Emerging Hollings around to give Davis breaks
By MARK BABINECK, AP Sports Writer
August 31, 2004
HOUSTON (AP) -- Domanick Davis picked up right were he left off last year. Then Tony Hollings picked up right where he left off in 2002.
Davis, who missed the first two preseason games with a bum left ankle, ran for 37 yards on his first six preseason carries last week before getting a breather in the thin Denver air.
Enter Hollings, who hasn't been 100 percent since tearing a ligament in his right knee two years ago at Georgia Tech. He took his first carry of the game 27 yards for a score.
``You look at it like, `Yeah, I did score the touchdown,' but it was the drive (Davis) was in,'' Hollings said. ``When it goes on the board, it doesn't go down as Tony Hollings scoring seven points, it goes down as the Texans scoring seven points.''
Last year, Davis' absence would have meant Houston playing a past-his-prime Stacey Mack, an unspectacular Jonathan Wells or a banged-up Hollings.
``Domanick runs so hard he's going to need a break every once in a while,'' quarterback David Carr said. ``Really, the only way to give him a rest is to take him off the field, because if he's not getting the ball he's going to block someone 60 pounds more than him as hard as he can.''
The Texans don't have a two-headed backfield or a running back committee. Davis clearly is the man after a breakout rookie season in which the fourth-round draft choice ran for 1,031 yards.
Houston believes it has, for the first time in its young history, an explosive backup who can produce in short bursts or longer if an injury occurs.
Hollings also presents an entirely different style to defenses. Where Davis succeeds using vision, quick cuts and strength, Hollings' threat is speed.
``He's more of a power runner,'' Hollings said, recalling a play at Denver when Davis broke six tackles. ``I'm more of a run-past-you type of guy.''
The one thing the tailbacks have in common is uncelebrated collegiate careers. Davis got plenty of playing time at Louisiana State, was considered a backup and kick returner.
Hollings had just four starts as a tailback at Georgia Tech after beginning as a defensive back. In those starts, though, he was leading the nation in 2002 with 633 yards and 11 touchdowns before blowing out his knee.
Houston spent a 2003 second-round draft pick on him in the supplemental draft, ostensibly as their tailback of the future. He hobbled through last season while Davis changed the Texans' plans with his performance.
Still, Hollings is thrilled he's going to be an important cog.
``I'm just excited to be out there, to be able to run and make cuts full-speed and not worry about my knee, to just play the game,'' Hollings said.
For his part, Davis is more than happy for a little relief, even if it sometimes means he doesn't score.

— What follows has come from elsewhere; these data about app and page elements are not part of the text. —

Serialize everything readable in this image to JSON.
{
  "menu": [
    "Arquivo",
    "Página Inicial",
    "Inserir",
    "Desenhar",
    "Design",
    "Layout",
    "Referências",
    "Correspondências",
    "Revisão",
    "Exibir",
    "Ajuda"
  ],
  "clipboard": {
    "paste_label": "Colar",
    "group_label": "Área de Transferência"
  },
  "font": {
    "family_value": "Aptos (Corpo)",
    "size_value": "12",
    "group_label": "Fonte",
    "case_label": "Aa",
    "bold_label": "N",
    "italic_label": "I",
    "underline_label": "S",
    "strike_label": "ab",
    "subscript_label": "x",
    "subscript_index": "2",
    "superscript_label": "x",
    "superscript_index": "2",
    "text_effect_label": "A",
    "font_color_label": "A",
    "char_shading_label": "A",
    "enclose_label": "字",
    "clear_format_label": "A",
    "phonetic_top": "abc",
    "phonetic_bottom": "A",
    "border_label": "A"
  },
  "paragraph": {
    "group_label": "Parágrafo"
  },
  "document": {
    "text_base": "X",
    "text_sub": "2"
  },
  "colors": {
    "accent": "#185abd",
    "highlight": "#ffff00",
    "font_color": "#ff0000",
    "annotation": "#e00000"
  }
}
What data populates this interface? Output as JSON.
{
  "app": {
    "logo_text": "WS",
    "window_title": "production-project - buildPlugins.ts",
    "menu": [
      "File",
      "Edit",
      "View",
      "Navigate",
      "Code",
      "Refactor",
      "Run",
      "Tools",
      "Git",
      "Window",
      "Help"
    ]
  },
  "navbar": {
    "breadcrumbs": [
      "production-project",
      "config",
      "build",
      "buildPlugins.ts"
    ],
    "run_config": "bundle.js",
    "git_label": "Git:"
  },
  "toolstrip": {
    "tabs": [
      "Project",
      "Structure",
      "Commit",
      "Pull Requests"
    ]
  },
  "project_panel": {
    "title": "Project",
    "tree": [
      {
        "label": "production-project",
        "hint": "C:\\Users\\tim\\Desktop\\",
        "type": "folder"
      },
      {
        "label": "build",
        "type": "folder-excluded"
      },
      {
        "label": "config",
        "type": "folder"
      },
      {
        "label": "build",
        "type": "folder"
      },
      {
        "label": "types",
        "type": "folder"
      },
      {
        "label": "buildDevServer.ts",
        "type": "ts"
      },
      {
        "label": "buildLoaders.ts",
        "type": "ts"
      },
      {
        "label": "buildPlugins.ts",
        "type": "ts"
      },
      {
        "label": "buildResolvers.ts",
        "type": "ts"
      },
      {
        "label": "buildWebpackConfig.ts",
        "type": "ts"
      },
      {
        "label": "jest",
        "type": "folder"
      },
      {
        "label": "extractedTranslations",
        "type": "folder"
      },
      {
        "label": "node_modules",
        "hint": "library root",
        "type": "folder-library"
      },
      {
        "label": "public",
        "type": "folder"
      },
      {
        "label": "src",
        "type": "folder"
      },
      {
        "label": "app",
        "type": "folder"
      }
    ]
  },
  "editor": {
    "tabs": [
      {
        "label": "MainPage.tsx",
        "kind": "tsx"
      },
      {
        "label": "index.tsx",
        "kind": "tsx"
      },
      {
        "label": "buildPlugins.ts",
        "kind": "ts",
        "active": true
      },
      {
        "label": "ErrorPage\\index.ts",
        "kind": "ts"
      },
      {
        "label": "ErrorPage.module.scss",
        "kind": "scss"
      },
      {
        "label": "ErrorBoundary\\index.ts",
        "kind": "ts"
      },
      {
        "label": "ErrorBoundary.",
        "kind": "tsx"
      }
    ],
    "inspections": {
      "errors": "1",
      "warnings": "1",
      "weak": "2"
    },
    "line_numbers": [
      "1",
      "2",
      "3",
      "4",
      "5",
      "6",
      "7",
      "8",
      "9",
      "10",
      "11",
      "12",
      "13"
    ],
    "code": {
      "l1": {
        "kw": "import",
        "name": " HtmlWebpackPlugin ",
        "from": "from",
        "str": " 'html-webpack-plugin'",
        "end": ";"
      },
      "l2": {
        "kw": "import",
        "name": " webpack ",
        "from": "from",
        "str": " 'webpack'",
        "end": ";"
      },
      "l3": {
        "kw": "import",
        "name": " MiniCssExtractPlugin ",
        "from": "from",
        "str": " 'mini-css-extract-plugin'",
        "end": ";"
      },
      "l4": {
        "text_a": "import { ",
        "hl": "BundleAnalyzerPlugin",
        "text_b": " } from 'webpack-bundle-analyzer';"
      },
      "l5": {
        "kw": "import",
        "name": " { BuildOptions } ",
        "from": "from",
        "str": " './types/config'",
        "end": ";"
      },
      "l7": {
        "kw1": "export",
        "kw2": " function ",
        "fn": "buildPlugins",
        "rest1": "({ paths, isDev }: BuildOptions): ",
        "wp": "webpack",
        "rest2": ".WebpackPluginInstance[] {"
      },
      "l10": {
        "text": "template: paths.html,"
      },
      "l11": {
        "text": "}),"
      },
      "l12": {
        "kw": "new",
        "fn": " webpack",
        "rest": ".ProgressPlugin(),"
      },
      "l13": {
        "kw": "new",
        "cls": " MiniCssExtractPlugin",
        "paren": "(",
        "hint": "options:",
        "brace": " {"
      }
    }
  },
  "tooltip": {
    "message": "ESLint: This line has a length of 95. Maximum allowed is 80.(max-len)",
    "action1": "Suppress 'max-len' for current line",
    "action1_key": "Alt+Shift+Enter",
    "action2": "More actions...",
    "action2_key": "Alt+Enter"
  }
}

``Let me do the dirty work, running in the middle and everything, and he comes in with fresh legs and punches it in,'' Davis said. ``The whole team gets the points. It's not about me or Tony, it's about the team.''